Task to complete: Working through the records below, count the lines that include "type". The reply is that number alone.

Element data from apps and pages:
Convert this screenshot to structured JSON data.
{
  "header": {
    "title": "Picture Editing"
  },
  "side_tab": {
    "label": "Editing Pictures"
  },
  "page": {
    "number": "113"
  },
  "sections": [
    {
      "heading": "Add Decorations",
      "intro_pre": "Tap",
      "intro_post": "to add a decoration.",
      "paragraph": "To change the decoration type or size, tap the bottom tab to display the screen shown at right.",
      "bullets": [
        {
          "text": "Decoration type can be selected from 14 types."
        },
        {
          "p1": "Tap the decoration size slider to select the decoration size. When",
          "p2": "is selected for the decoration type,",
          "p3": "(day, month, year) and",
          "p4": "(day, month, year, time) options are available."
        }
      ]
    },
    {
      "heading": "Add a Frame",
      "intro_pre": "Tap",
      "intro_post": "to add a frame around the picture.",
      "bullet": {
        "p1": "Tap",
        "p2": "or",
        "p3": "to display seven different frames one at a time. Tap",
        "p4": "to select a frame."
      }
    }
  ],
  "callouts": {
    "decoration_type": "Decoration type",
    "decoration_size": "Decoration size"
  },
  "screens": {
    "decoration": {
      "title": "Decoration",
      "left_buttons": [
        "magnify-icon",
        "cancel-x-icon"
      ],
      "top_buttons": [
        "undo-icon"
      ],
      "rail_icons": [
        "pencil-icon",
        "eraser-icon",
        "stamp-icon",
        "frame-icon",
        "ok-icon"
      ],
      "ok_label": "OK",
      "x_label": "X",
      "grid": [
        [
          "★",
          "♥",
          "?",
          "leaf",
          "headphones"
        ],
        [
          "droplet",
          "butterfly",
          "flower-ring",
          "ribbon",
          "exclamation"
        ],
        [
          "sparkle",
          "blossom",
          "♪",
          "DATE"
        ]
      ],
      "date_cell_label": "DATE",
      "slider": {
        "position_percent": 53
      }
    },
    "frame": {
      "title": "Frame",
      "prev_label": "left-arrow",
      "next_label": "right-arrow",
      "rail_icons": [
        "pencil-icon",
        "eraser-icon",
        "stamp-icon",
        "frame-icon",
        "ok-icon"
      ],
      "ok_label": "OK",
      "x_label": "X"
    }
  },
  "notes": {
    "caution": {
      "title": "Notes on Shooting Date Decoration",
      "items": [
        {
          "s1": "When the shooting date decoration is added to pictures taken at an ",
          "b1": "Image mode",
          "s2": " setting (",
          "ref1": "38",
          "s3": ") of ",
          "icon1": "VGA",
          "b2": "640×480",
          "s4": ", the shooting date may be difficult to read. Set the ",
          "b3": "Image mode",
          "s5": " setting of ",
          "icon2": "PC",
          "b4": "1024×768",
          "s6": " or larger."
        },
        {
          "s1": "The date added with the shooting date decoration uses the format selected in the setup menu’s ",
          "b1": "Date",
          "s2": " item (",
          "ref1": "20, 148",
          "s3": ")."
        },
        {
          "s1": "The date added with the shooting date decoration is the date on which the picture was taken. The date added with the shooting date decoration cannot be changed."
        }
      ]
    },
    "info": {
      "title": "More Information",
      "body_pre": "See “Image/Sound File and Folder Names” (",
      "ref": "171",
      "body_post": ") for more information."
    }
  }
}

Exercise answer: 4